“I said, hang on a second, before we do anything like that we need to check with Keating. When we actually got a message to him he said: ‘Wait, I’ll check with my colleagues’, and of course that wasn’t what he wanted.”
The dollar traded uneventfully on Monday December 12. It opened at around 90 US cents and stayed there for six weeks before climbing to a peak of 96 US cents, and then diving and at times climbing in the decades that followed, never again returning to those opening heights until the most recent mining boom.
The movements have enriched traders, at times impoverished and revitalised exporters, and alternately cut and swelled Australian’s buying power.
Going back to having the price set by manually seems unthinkable. And yet...
Peter Jonson spent a decade building the case for a float and much of the subsequent two decades singing its virtues.
Long since retired from the Bank and from a career working in financial markets he wonders now whether Australia shouldn’t be aggressively intervening to drive the dollar down.
“The currency is way too high,” he says. “It is making Australia’s costs too high - you are seeing it with Holden and Qantas. We will need to either bring the dollar down or suffer a recession which will do it for us”.
Johnson suggests a tax on capital inflows.
“John Howard famously said: ‘we will decide who comes to this country and the circumstances in which they come’. It is equally clear we have the right to discourage the excess capital that is flowing in and creating the high exchange rate that’s putting excess pressure on Australian industries.”
Barry Hughes, never a doubter about the worth of floating the dollar, can also see the case for limits.
“I like to think of it as ‘wide tramlines’ around a floating figure. You may not be able to work out exactly what the fair value is, but you should at least be able to work out fair value to within plus or minus 15 per cent,” he says.
The float as we have known it isn’t completely fixed, just as the dollar was never completely fixed. The one constant still with us is the spirit of continual reassessment which brought about the float thirty years ago this week.
Peter Martin worked in the Treasury in 1983.
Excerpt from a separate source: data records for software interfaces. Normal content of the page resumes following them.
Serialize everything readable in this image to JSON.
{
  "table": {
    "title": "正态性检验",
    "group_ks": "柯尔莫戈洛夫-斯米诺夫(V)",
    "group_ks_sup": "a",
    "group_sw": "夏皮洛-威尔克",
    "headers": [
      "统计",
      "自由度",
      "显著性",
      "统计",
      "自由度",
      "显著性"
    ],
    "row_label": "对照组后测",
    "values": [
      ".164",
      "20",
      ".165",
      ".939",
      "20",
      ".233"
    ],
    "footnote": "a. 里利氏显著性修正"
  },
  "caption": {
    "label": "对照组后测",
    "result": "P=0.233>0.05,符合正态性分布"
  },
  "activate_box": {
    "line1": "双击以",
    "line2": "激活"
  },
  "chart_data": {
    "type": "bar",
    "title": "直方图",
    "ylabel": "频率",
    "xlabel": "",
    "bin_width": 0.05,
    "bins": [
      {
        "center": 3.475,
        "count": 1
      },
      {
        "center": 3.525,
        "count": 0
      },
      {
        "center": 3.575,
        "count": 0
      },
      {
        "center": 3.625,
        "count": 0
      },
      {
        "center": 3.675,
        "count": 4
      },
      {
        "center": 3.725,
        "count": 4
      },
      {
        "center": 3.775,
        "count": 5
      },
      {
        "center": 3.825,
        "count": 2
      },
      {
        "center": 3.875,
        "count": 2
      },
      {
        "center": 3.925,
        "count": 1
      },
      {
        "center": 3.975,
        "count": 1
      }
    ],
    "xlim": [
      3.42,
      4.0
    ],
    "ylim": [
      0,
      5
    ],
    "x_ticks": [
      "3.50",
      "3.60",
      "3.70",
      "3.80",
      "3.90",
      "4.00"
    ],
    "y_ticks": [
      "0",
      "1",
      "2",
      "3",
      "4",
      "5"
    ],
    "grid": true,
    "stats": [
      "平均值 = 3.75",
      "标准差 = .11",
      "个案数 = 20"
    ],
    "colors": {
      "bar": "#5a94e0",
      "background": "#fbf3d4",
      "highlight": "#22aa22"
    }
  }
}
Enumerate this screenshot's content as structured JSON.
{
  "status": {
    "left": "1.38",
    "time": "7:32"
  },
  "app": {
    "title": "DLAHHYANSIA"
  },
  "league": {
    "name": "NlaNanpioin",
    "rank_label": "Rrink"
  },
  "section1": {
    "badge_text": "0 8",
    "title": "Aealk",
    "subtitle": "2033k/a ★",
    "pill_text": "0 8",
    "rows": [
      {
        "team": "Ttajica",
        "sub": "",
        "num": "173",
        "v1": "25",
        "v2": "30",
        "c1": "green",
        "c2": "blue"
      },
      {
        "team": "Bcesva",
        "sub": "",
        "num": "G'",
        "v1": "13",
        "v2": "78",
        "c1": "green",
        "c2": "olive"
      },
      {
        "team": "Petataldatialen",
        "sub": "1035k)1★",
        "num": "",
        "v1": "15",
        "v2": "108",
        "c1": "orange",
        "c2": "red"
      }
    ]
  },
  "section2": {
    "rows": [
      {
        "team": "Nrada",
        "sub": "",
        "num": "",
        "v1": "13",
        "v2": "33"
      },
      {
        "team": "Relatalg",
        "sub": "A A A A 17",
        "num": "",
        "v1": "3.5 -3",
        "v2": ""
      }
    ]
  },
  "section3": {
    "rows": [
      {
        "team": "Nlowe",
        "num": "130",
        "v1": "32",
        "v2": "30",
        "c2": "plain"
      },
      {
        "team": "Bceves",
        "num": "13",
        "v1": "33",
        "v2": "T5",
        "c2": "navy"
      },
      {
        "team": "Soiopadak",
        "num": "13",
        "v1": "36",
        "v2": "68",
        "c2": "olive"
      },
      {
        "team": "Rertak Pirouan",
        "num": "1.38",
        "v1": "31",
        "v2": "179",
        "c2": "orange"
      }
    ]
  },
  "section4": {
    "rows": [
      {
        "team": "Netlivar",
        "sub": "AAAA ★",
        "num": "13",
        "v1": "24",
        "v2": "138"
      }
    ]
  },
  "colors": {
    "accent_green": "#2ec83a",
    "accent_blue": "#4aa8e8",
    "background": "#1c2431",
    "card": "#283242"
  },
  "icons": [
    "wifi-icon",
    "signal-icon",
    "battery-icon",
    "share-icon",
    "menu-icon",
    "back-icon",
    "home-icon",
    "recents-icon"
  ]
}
In The Sydney Morning Herald and The Age
. 'Twas the dollar that killed Holden
. How the high dollar hurts
. If I hear one more person tell me to bring down the dollar